I'm reposting an interesting blog from Richard Louv, the author of Last Child in the Woods and The Nature Principle. I'd love to hear your comments on this idea, relative to Ohio. Let's hear what you think!

Tuesday, August 16, 2011

Ohio in Seasonal Transition

I can't believe it's almost fall!
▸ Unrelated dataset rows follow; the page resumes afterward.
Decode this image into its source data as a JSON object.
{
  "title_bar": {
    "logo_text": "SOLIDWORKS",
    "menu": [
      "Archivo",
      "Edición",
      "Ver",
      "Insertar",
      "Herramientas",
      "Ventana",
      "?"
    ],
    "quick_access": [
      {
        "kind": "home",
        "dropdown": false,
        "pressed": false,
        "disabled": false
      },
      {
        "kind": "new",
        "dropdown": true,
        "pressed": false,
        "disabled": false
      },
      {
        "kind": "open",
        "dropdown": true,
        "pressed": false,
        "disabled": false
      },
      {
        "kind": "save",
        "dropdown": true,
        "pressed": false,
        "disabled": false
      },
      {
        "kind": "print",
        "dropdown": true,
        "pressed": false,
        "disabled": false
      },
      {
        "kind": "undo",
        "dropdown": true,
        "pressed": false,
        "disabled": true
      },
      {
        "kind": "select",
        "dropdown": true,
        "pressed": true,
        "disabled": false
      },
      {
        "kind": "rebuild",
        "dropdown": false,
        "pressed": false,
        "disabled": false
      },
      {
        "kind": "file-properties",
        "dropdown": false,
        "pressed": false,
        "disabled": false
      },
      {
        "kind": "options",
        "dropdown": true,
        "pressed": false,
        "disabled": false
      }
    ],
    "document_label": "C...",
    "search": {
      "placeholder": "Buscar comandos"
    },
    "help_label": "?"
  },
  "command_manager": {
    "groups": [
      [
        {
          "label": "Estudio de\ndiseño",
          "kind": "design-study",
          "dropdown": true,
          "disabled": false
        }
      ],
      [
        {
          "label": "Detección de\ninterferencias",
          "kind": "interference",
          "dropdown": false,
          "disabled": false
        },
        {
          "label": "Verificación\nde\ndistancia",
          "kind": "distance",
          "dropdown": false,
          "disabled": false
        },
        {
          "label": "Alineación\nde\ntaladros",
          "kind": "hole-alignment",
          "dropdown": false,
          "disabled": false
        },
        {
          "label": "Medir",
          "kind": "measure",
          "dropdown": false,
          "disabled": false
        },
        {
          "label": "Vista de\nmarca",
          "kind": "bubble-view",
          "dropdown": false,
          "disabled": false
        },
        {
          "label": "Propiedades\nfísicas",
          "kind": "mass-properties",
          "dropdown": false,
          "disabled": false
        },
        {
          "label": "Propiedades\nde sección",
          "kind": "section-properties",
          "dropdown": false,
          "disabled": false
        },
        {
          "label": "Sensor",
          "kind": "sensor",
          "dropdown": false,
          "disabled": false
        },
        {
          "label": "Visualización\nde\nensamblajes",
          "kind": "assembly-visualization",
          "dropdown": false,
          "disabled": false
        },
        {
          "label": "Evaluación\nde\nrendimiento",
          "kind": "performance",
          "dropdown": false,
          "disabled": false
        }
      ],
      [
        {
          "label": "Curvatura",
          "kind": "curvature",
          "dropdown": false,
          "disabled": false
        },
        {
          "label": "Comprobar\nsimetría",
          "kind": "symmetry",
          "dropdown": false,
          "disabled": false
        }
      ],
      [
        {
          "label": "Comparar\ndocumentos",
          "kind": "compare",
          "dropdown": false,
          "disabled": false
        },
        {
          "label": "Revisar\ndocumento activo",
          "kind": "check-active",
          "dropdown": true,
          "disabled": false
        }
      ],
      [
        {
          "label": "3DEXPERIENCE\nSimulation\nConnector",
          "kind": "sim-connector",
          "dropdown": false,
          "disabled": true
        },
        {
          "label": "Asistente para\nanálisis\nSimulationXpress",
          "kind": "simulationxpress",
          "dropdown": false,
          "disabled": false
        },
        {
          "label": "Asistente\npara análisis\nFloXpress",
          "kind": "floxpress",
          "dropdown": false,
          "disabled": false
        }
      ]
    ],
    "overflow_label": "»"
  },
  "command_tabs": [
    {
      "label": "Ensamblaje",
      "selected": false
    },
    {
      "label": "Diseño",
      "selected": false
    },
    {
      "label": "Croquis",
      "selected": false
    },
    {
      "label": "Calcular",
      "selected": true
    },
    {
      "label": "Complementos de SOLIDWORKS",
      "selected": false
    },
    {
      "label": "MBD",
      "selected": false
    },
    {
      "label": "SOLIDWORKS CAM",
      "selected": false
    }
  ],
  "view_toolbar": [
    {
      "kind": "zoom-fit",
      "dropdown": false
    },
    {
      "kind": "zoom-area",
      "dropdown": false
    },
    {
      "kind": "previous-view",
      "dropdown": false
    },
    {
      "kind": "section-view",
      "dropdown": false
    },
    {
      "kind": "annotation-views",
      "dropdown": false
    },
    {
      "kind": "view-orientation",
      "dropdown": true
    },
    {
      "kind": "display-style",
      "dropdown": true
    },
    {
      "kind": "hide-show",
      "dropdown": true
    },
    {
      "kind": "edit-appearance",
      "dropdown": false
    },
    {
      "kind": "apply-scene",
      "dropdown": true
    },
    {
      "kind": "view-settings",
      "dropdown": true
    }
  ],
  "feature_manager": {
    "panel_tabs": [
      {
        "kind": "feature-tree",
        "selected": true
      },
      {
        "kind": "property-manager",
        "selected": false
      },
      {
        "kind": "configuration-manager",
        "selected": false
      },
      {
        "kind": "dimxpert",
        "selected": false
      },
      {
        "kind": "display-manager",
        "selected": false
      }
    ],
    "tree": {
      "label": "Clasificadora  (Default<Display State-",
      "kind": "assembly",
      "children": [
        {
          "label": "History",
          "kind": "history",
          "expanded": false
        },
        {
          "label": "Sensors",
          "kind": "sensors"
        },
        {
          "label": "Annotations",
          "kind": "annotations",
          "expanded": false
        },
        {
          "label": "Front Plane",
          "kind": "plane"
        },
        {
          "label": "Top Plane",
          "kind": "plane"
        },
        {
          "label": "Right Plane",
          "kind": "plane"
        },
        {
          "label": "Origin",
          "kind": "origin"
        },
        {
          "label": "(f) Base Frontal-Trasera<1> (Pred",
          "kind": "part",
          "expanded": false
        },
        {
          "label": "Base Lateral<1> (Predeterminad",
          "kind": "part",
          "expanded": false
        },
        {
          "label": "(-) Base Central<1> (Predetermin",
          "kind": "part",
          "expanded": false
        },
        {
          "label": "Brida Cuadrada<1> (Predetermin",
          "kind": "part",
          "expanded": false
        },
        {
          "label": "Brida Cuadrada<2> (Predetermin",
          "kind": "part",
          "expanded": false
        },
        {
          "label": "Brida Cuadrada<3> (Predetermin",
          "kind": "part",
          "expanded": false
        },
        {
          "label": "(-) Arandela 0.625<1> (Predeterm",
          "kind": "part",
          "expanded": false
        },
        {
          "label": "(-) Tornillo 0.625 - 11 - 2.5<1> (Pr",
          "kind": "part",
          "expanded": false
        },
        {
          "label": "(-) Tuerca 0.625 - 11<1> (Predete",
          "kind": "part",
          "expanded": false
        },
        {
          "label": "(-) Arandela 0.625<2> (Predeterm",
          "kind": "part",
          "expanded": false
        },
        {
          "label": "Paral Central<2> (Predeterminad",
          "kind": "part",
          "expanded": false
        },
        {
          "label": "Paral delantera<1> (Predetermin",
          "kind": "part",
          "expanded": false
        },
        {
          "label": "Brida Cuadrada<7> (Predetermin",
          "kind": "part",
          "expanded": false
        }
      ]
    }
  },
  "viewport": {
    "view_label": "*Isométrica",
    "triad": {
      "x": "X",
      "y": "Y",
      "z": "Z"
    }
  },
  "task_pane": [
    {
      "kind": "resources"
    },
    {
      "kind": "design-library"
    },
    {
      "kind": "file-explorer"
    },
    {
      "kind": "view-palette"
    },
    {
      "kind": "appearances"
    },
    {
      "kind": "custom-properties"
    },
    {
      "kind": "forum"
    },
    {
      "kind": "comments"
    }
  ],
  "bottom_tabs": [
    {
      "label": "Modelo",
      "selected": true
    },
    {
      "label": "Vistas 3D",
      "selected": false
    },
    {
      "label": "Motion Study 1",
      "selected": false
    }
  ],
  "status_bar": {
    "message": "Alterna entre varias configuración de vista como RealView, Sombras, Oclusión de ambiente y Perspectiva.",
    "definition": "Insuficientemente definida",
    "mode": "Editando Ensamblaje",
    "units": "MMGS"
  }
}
It seems like I say this every year, but where on earth did this summer go?  I had to get a blanket out last night for the first time.  It is a bittersweet feeling.

There were subtle reminders of the looming fall that I chose to ignore.  Things like an uptick in the numbers of hummingbirds coming to my feeders.  I know they are getting ready for their big migrations.  So I need to keep on top of my feeders.  By the way, don't believe that old wives tale that if you don't take the feeders down, hummingbirds won't migrate.  It's not true.  Leaving them up can provide valuable nutrition to those slow to migrate.  But nature's migratory urge is much more powerful than any tempting treat we can put in our feeders.  They'll go when they need to.

I've also noticed more spiders in the yard, much to my chagrin.  I am not a lover of spiders, to be sure.  But, I do appreciate their role in the food chain.  And, I've even been able to muster up enough nerve to observe a few of these creatures to see what type of web they weave, physical characteristics, etc, before I get the willies and have to walk away. :-)  If you'd like to learn more about Ohio's spiders, the Division of Wildlife has a very nice new field guide that you can order by contacting 1-800-WILDLIFE.

Another sign of the coming fall is the explosion of blooms seen in my flower beds.  It seems like they are trying one last ditch effort to attract as many pollinators as possible before that first frost.  And they make excellent table bouquets.

Then there is the bane of most birders, fall warblers.  As if these little birds aren't hard enough to identify in spring when they are in their full color glory.  In the fall, the males and females are both drab olive brown and you really have to get a good look at them to pick out any distinguishing field marks.  It is quite a challenge if you're up for it.  Shorebirds are migrating through as well.  With some species having to cross two continents in their journey south, they are some of the earliest migrants.  Local lakes and rivers are at their low water points this time of year and their mud flats are exposed.  Scan any of these flat, damp spots and you'll likely find several different species of these long-legged waders.  Sometimes collectively known as sandpipers, some species you might see include sanderlings, dowitchers, plovers, yellowlegs, and, of course, multiple species of sandpipers.  You'll find them actively searching for aquatic invertebrates deep in the mud.  You can find photos and order field guides for both warblers and shorebirds on our website at http://www.wildohio.com/

These transitional times of year are when I think nature is at its most interesting.  Some careful observations around your schoolyard, backyard or local park can yield some wonderfully curious sites, smells and sounds that may not be around in the middle of a season.  Take a moment to discover Ohio in her seasonal transition.